Arthur Kornberg and his colleagues isolated DNA polymerase, an enzyme later used for all kinds of recombinant DNA techniques and for sequencing.
Kornberg's group isolated DNA polymerase from E. coli bacteria. When he added the protein to a tube of salt solution containing DNA molecules and nucleotide building blocks, it was able to synthesize new strands of DNA.
The enzyme they had isolated was actually one of three forms of DNA polymerase in E. coli. The one Kornberg's group found is chiefly used to repair DNA. His son Roger later found the polymerase that has the main job of replicating E. coli DNA when a cell divides.

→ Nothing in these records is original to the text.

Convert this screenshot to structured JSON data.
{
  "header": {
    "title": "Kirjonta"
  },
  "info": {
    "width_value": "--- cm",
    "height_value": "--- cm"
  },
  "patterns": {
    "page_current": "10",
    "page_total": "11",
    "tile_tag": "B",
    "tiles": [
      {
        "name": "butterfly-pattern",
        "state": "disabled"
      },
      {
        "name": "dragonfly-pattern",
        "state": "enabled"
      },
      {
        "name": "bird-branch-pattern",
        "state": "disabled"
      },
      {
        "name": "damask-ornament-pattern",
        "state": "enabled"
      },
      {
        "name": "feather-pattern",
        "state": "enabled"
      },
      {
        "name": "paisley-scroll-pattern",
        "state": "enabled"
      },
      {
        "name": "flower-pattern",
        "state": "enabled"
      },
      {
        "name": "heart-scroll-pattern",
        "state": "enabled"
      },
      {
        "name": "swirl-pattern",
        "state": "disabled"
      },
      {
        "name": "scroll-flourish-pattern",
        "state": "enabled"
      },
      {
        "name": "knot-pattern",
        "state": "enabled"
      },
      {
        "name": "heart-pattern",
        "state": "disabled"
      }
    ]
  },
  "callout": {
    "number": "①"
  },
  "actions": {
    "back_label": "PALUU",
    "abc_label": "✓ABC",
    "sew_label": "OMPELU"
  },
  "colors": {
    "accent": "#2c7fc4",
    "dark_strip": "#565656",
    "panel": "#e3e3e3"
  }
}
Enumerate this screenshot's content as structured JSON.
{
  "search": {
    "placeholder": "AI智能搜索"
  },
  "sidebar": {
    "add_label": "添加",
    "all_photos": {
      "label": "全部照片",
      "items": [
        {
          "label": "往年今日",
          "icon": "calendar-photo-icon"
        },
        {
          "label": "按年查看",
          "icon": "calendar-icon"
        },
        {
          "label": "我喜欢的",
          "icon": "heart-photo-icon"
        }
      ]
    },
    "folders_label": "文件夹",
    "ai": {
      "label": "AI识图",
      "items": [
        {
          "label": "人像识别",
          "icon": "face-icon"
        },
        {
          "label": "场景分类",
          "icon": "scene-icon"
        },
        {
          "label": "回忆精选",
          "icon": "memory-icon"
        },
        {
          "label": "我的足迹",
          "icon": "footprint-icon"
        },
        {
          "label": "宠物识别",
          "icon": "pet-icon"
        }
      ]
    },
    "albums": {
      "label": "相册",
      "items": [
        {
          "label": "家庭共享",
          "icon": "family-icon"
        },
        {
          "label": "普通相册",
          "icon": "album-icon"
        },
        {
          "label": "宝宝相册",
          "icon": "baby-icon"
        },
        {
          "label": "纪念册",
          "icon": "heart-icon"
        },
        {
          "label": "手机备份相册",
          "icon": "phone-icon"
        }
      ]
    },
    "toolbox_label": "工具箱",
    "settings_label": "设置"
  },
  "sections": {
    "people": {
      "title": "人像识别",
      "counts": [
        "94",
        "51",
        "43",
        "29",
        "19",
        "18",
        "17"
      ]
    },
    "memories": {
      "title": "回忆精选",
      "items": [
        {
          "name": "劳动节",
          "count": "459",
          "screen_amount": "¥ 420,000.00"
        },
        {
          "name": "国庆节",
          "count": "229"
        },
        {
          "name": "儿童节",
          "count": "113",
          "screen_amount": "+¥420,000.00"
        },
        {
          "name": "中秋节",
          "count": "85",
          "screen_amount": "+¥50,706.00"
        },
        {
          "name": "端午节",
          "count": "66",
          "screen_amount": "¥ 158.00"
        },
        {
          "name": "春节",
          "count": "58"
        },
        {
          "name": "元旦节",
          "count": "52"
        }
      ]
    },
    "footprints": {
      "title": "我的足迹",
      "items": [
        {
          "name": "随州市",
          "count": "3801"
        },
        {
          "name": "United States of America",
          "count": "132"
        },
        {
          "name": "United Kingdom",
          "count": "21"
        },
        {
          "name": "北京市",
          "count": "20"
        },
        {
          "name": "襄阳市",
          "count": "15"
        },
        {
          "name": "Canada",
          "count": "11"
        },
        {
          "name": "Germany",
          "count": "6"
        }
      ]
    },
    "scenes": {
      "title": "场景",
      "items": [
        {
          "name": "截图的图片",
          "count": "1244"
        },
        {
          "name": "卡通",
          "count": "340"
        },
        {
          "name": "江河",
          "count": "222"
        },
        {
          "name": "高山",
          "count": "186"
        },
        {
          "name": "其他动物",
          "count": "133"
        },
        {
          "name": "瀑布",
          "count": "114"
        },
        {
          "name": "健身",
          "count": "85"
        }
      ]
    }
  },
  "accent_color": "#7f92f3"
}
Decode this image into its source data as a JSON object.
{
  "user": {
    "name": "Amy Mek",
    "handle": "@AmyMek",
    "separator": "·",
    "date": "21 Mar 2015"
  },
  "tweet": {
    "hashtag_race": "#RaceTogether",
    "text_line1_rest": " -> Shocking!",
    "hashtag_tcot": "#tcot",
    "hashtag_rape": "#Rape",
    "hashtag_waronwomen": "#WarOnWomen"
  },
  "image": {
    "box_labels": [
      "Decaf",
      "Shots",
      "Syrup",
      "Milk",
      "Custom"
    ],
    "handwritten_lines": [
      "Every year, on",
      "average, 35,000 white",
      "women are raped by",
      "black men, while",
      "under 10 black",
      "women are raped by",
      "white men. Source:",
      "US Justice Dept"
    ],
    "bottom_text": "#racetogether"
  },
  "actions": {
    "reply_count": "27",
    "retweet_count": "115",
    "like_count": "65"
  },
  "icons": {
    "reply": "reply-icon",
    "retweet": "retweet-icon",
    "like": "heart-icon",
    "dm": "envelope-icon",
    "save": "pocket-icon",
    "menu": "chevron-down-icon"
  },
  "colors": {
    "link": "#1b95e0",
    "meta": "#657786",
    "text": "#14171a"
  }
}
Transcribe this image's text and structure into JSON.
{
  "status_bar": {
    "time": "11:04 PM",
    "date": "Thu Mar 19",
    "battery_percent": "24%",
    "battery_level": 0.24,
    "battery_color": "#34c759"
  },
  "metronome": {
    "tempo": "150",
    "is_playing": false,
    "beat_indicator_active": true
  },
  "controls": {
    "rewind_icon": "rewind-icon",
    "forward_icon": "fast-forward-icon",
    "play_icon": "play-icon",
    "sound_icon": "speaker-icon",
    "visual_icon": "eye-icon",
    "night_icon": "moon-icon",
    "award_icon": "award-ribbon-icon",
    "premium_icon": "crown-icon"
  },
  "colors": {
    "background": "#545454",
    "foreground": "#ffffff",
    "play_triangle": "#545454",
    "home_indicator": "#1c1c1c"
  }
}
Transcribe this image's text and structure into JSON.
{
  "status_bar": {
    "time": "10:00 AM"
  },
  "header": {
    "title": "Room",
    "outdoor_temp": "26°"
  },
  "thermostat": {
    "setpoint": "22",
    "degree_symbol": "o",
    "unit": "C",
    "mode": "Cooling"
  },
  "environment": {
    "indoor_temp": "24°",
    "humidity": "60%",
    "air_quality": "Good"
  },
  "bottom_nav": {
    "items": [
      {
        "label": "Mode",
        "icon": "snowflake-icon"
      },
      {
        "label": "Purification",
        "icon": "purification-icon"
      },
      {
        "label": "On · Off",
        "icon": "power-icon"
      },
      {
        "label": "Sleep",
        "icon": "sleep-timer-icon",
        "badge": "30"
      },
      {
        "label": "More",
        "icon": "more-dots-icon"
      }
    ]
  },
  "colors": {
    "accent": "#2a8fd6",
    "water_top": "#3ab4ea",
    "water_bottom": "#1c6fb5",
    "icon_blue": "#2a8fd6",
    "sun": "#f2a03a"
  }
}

In modern molecular biology labs, purified DNA polymerase is used routinely - to copy DNA by PCR (the polymerase chain reaction), for various recombinant DNA techniques, and to run sequencing reactions.
A. Kornberg, "DNA Synthesis". San Francisco: Freeman, 1974.
Kornberg was awarded the 1959 Nobel Prize in Physiology or Medicine, along with Severo Ochoa, "for their discovery of the mechanisms in the biological synthesis of ribonucleic acid and deoxyribonucleic acid".
FIG. 1 in Science June 24 1994 Sawaya et al. "Structure of Rat DNA Pol Beta". p 1930.
FIG. 1. Ribbon drawing (57) of rat DNA polymerase 3. The individual domains-subdomains are composed of the following residues: 8-lcD domain (1-87), fingers (88-151), palm (152-262), thumb (263-335). The arrow marks the location of the proteolytically sensitive hinge between the 31-kD catalytic domain and the 8-kD template binding domain. The ribbon diagram KF and HIV RT are shown in the same orientation in (14). T7 RNAP is shown in (16). All four polymerases binding channels composed of fingers, palm, and thumb regions. The 8-kD domain has no counterpart in KF, RT, or RNAP.
Last Reviewed: April 23, 2013